What you give back must match the data exactly, minus the pictures.
::::::::::
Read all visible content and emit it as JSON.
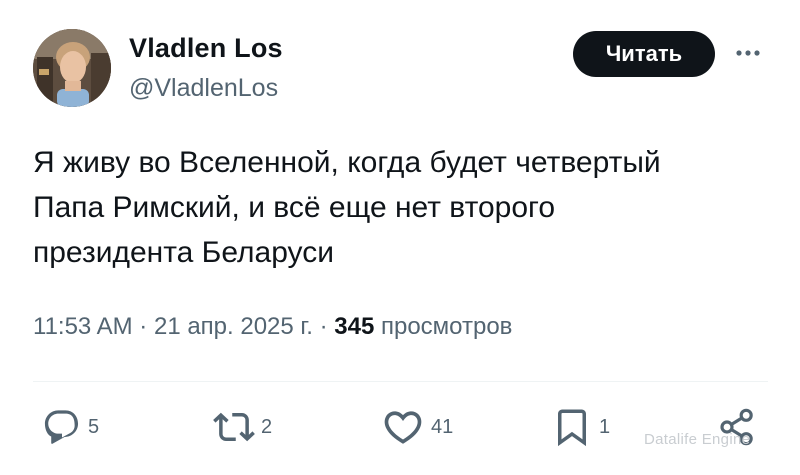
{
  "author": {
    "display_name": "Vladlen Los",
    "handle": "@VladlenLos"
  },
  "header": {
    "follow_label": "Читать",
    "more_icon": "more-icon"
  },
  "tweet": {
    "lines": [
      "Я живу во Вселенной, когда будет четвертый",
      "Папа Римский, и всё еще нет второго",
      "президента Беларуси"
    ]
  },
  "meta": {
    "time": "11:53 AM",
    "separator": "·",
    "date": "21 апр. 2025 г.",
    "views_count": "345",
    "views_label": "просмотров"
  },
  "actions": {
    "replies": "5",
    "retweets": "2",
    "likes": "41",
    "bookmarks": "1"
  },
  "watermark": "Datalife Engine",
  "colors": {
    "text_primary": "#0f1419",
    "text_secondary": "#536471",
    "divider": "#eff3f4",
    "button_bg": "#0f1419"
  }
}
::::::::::
» EXERCISE RESULT:
Read all visible content and emit it as JSON.
{
  "author": {
    "display_name": "Vladlen Los",
    "handle": "@VladlenLos"
  },
  "header": {
    "follow_label": "Читать",
    "more_icon": "more-icon"
  },
  "tweet": {
    "lines": [
      "Я живу во Вселенной, когда будет четвертый",
      "Папа Римский, и всё еще нет второго",
      "президента Беларуси"
    ]
  },
  "meta": {
    "time": "11:53 AM",
    "separator": "·",
    "date": "21 апр. 2025 г.",
    "views_count": "345",
    "views_label": "просмотров"
  },
  "actions": {
    "replies": "5",
    "retweets": "2",
    "likes": "41",
    "bookmarks": "1"
  },
  "watermark": "Datalife Engine",
  "colors": {
    "text_primary": "#0f1419",
    "text_secondary": "#536471",
    "divider": "#eff3f4",
    "button_bg": "#0f1419"
  }
}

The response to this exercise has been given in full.